It aims to help national and local governments realise climate action plans and enables sustainability leads to brief elected members, mayors and senior managers.
Sustainable energy charity, Ashden, has developed a toolkit to help local authorities realise their climate change plans.
The launch of the Climate Action Co-benefits Toolkit follows the UK parliament, Scottish and Welsh governments and almost 100 local councils, declaring a climate emergency.
It has been developed with sustainability lead officers from city regions, local authorities and The Grantham Institute at Imperial College London. It builds on the institute’s paper on the co-benefits of climate change mitigation.
The toolkit promotes useful data sources and evidence, as well as examples from Ashden Award winners and pioneering local authorities. It allows local authority officers and council sustainability leads to brief elected members, mayors and senior managers.
This will help to make the case for urgent action so that opportunities to cut carbon are taken up by all authority departments – from public health, housing and planning to economic regeneration.

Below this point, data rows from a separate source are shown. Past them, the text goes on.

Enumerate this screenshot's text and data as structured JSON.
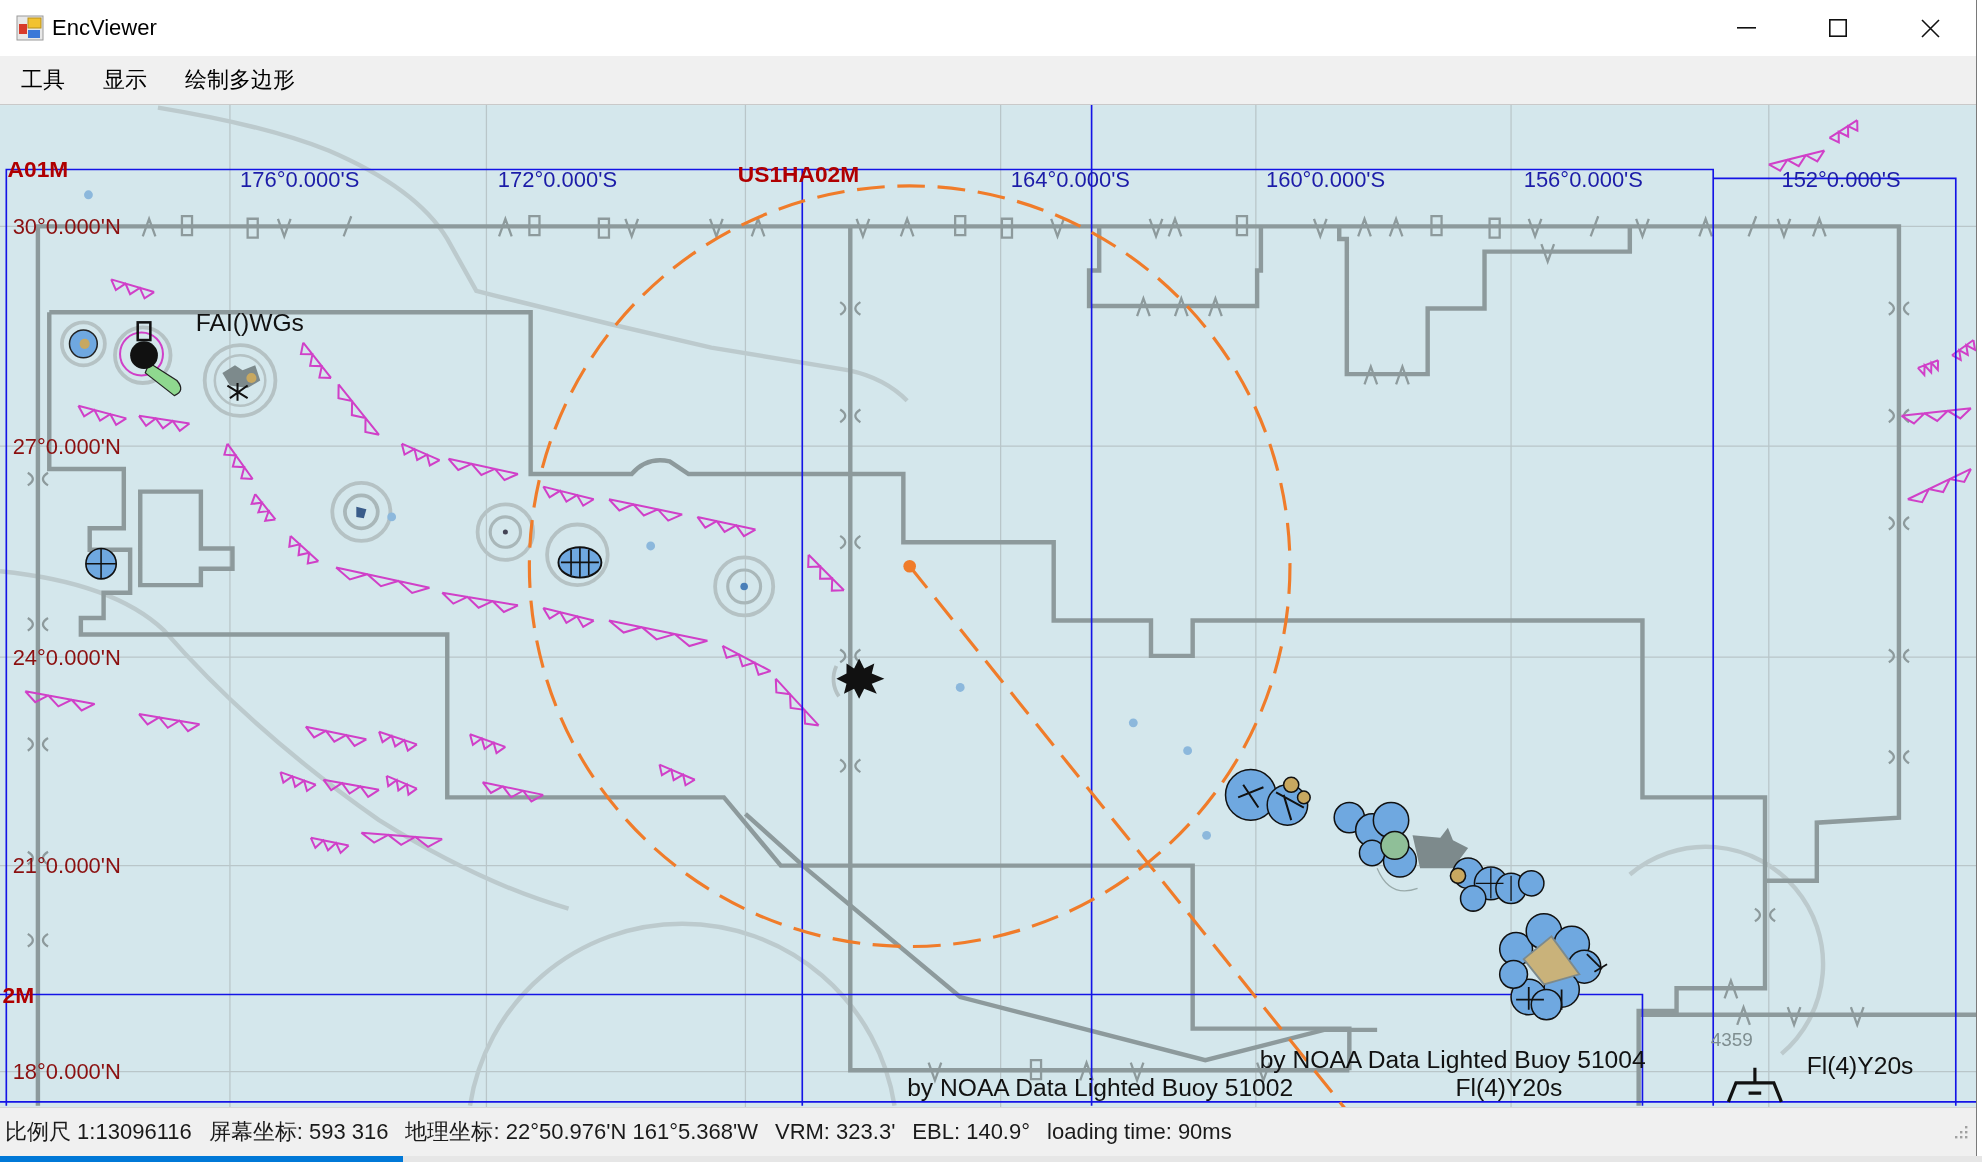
{
  "window": {
    "title": "EncViewer"
  },
  "menu": [
    "工具",
    "显示",
    "绘制多边形"
  ],
  "chart_view": {
    "cell_labels": [
      "A01M",
      "US1HA02M",
      "2M"
    ],
    "longitude_labels": [
      "176°0.000'S",
      "172°0.000'S",
      "164°0.000'S",
      "160°0.000'S",
      "156°0.000'S",
      "152°0.000'S"
    ],
    "latitude_labels": [
      "30°0.000'N",
      "27°0.000'N",
      "24°0.000'N",
      "21°0.000'N",
      "18°0.000'N"
    ],
    "feature_labels": [
      "FAI()WGs",
      "4359",
      "by NOAA Data Lighted Buoy 51004",
      "Fl(4)Y20s",
      "by NOAA Data Lighted Buoy 51002",
      "Fl(4)Y20s"
    ]
  },
  "status_bar": {
    "items": [
      "比例尺 1:13096116",
      "屏幕坐标: 593 316",
      "地理坐标: 22°50.976'N 161°5.368'W",
      "VRM: 323.3'",
      "EBL: 140.9°",
      "loading time: 90ms"
    ]
  }
}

It aims to ensure the smarter use of departmental budgets and allows councils to show that climate action makes lives better, dispelling the myth that it will force people to give things up.
“Our network of city sustainability leads agrees with us that a co-benefits approach can engage citizens, persuade key decision-makers, and release new funding,” said Simon Brammer, head of cities at Ashden. “The toolkit is a one-stop source of vital information to help local authorities and city regions make the case for a radical step up of decarbonisation effort whilst improving local lives.”

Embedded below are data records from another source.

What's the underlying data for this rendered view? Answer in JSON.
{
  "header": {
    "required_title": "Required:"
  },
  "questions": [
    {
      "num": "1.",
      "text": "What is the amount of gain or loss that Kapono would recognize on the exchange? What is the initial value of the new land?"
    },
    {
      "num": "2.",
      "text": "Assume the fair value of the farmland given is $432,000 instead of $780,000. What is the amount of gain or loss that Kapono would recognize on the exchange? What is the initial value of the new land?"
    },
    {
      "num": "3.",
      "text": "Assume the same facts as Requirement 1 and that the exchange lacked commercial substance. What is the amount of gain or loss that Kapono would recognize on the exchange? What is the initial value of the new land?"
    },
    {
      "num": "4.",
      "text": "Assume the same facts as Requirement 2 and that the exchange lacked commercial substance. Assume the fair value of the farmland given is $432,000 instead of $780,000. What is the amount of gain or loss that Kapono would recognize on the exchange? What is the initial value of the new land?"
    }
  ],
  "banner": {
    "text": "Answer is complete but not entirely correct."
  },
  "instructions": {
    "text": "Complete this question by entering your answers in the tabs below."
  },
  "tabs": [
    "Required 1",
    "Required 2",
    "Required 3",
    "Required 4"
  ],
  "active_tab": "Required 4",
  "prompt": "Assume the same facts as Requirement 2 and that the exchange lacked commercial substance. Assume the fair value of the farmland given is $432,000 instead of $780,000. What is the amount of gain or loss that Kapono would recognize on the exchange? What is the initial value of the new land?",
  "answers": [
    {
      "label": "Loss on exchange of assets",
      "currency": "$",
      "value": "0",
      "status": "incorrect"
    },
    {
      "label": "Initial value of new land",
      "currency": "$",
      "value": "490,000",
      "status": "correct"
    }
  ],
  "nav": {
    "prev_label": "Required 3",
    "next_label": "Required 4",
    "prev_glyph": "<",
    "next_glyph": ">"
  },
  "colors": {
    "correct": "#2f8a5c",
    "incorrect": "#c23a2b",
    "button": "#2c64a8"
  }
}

“Our network of city sustainability leads agrees with us that a co-benefits approach can engage citizens, persuade key decision-makers, and release new funding”
The toolkit outlines the co-benefits for citizens across four key areas:
• health and wellbeing are improved – less driving and more cycling and walking cuts pollution and improves fitness;
• equity and social cohesion are improved by focusing on the most vulnerable in society. For example, creating energy efficient homes that are healthier and cheaper to run alleviates fuel poverty;
• investing in initiatives to reduce carbon emissions creates economic opportunities and jobs;
• action to reduce carbon emissions raises the resilience of cities and their communities to future changes in energy prices and energy systems, and potentially increases resilience to the impacts of climate change.
Brammer added: “By engaging people through structures like citizens’ panels and connecting climate policy to the needs of everyone, we can demonstrate that climate action improves lives rather than diminishes them.
“Better jobs, more money in local economies, clean air, healthier travel options, green spaces, and warm and cheap-to-heat homes – all these engage peoples’ values. This approach is at the heart of our Co-Benefits Toolkit.”
The Toolkit proposes:
• community engagement around co-benefits of climate action for all citizens, building the consensus needed for politicians to develop a more radical low carbon policy agenda;
• more radical policies that multi-solve challenges (cleaner air, accessible public transport, warm homes, better health) that will unlock new funding mechanisms across budgets and portfolios;
• unlocking of new funding that will enable the adoption of climate solutions such as those illustrated by the many Ashden Award winners;
• adoption of climate solutions with co-benefits for all citizens that will help to accelerate climate action that leaves no-one behind, such as a Just Transition.
“If we are to stay within 1.5C of warming and avoid catastrophic climate change, we need to act with urgency. There can be no more excuses,” said Harriet Lamb, CEO at Ashden. "But change cannot just be imposed on citizens and communities. In order to create the consensus that local, regional and national governments need and secure the funds to deliver the work, we must take citizens with us. That’s what the working examples in this toolkit are all doing.”
You might also like: